◆ WORK ITEM
Write the records out once more. Leave each line exactly as given.

◆ Saved data entries
----------

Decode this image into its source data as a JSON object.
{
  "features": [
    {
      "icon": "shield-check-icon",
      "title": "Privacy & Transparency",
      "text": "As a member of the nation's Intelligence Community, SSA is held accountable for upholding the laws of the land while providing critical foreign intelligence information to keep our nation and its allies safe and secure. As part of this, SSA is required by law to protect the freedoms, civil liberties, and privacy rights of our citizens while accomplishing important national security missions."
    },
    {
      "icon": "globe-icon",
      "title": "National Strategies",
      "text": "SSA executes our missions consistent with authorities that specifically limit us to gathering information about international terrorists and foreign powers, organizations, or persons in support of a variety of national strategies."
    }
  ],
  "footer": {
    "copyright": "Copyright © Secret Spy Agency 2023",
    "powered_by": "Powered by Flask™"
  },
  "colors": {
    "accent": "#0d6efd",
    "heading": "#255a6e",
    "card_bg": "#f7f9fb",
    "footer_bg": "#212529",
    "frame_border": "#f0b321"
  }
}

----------

◆ SOLUTION FOR THIS TASK
Decode this image into its source data as a JSON object.
{
  "features": [
    {
      "icon": "shield-check-icon",
      "title": "Privacy & Transparency",
      "text": "As a member of the nation's Intelligence Community, SSA is held accountable for upholding the laws of the land while providing critical foreign intelligence information to keep our nation and its allies safe and secure. As part of this, SSA is required by law to protect the freedoms, civil liberties, and privacy rights of our citizens while accomplishing important national security missions."
    },
    {
      "icon": "globe-icon",
      "title": "National Strategies",
      "text": "SSA executes our missions consistent with authorities that specifically limit us to gathering information about international terrorists and foreign powers, organizations, or persons in support of a variety of national strategies."
    }
  ],
  "footer": {
    "copyright": "Copyright © Secret Spy Agency 2023",
    "powered_by": "Powered by Flask™"
  },
  "colors": {
    "accent": "#0d6efd",
    "heading": "#255a6e",
    "card_bg": "#f7f9fb",
    "footer_bg": "#212529",
    "frame_border": "#f0b321"
  }
}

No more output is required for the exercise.